This is a 2022 photo of Alex Colome of the Colorado Rockies baseball team shown, Tuesday, March 22, 2022, in Scottsdale, Ariz. (AP Photo/Matt York)

SCOTTSDALE, Ariz. | Alex Colomé identifies as a closer, and he has a clear path to that role in the Colorado bullpen. If the Rockies aren’t ready to bestow the title, he understands.

“Only the manager knows that role,” Colomé said. “I’m just here to pitch.”

The Rockies signed the free-agent right-hander to a one-year, $4.15 million contract to add a proven performer to the bullpen, which has not been on firm footing since Wade Davis had 43 saves in 2018. Perhaps not coincidentally, that was the last time the Rockies had a winning record.

Colomé, 33, has 155 career saves in a nine-year career that has included stops in Tampa Bay, Seattle, Chicago (White Sox), and Minnesota.

“A veteran reliever who has been through the battles,” Colorado manager Bud Black said. “He’s passed the test of time with performance. A great addition to help fortify the back end of our bullpen. That’s what he sees himself as. That’s what we see him as. Looking forward to him being a part of our group and helping us win.”

Colomé had 37 saves with Tampa Bay in 2016 and led the American League with 47 saves for the Rays in 2017. He had 30 saves with the White Sox in 2019 but faltered early in Minnesota last season and was moved to middle relief before regaining the closer’s job in August.

Colomé and converted 15 of his last 18 save chances with the Twins, including a stretch in which he was scored on only twice in 18 appearances.

“It was tough for a while when I struggled” he said. “I had to adapt to a new role. Luckily, I had some success and got back to where I needed to be. I’m a closer. I’ve done that most of my career. But if the role changes where I need to be somewhere else, I can do that as well.”

Daniel Bard was the Rockies’ principal closer for the first four months of the 2021 season.

He converted 20 of 28 save opportunities with a 5.21 ERA before giving way to Carlos Estévez in late August. Estévez was 11 of 17 in save chances with a 4.38 ERA last season.

Bard, the first Rockies’ reliever to record more than 15 saves since Davis’ big year, and Estévez are among a group vying for high-leverage bullpen roles.

“I love the ninth inning. It was a lot of fun to be able to do it the last couple of years,” Bard said. “I want to be a part of a winner and I want to pitch well myself. If everybody around me is pitching well in that bullpen, if that means me in the seventh or the eighth, I’m happy with that. That’s the thing, we have three or four guys who can do it.”

Colomé can earn up to $675,000 in bonuses this season. He would make $100,000 for winning the Most Valuable Player, the Cy Young Award, and the Hoffman Award as the top reliever in the National League. He would make $50,000 if he finishes second through fifth in MVP and Cy Young voting and $50,000 for being a finalist for the top reliever award. He also would make $100,000 for being the comeback player of the year, $75,000 for being named the LCS MVP, and $100,000 as World Series MVP.

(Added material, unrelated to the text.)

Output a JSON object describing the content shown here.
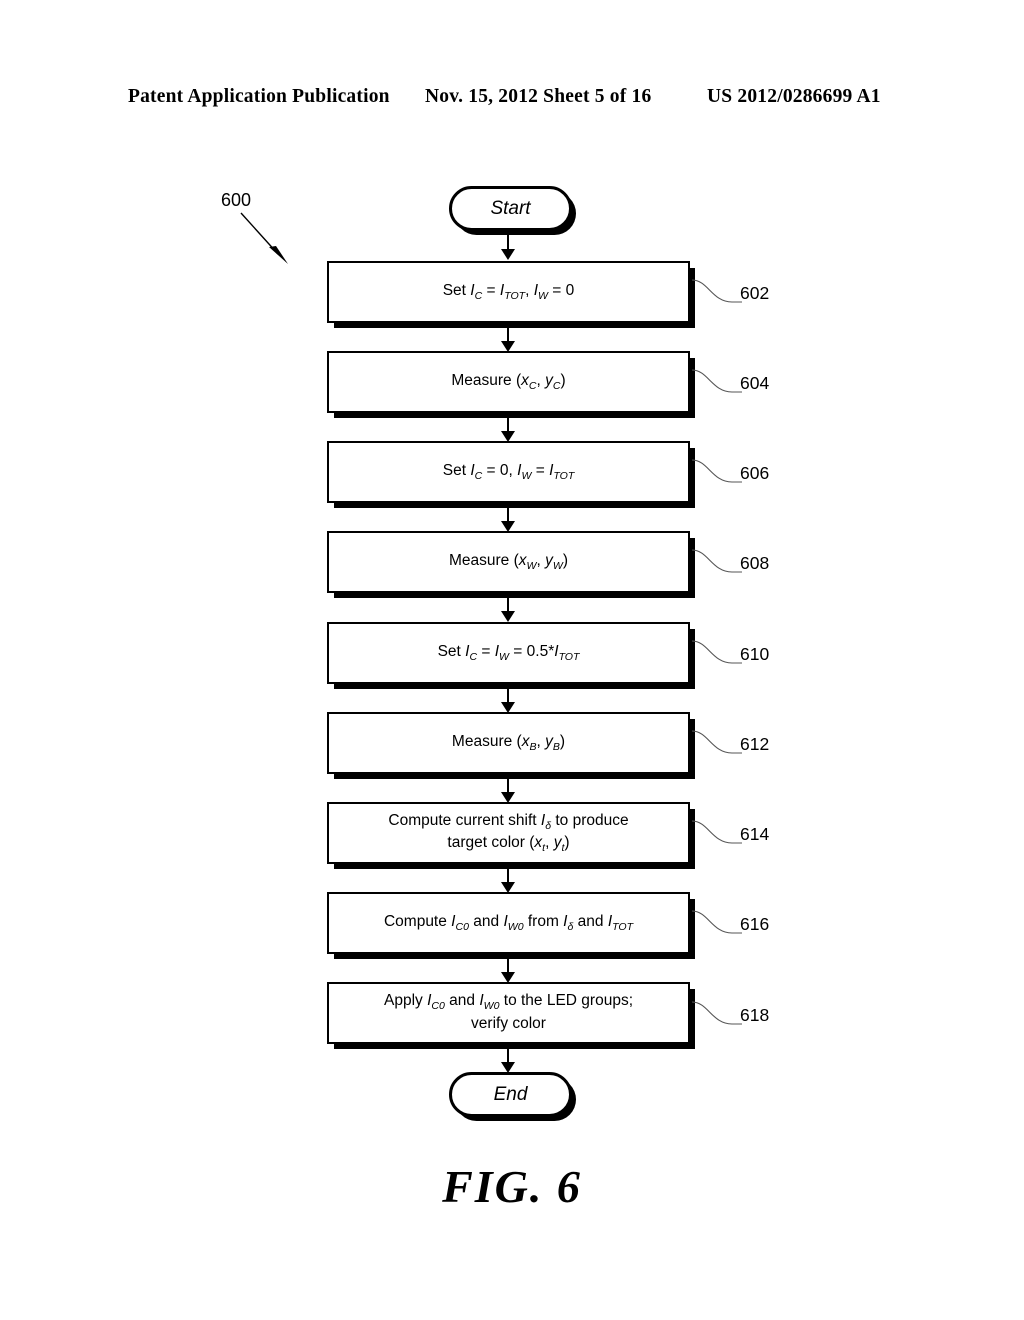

Pitching at mile-high Coors Field doesn’t faze him one bit.

“I’m not afraid to pitch anywhere. All I need is a baseball,” Colomé said.

As for choosing the Rockies from among other suitors, he said “I know it is a good team, I know what type of team it can be. I hear a lot of good things with the relationships that are built here, so that’s part of the reason that I signed.”

Black said roles will be defined in due time.

“When that opening day comes, we are going to have somebody designated in my mind as the guy who is going to pitch the ninth inning,” Black said. “With that said, we also know the importance of the group to whatever role needs to be filled on a given night. We have guys who can do it. It takes them all.”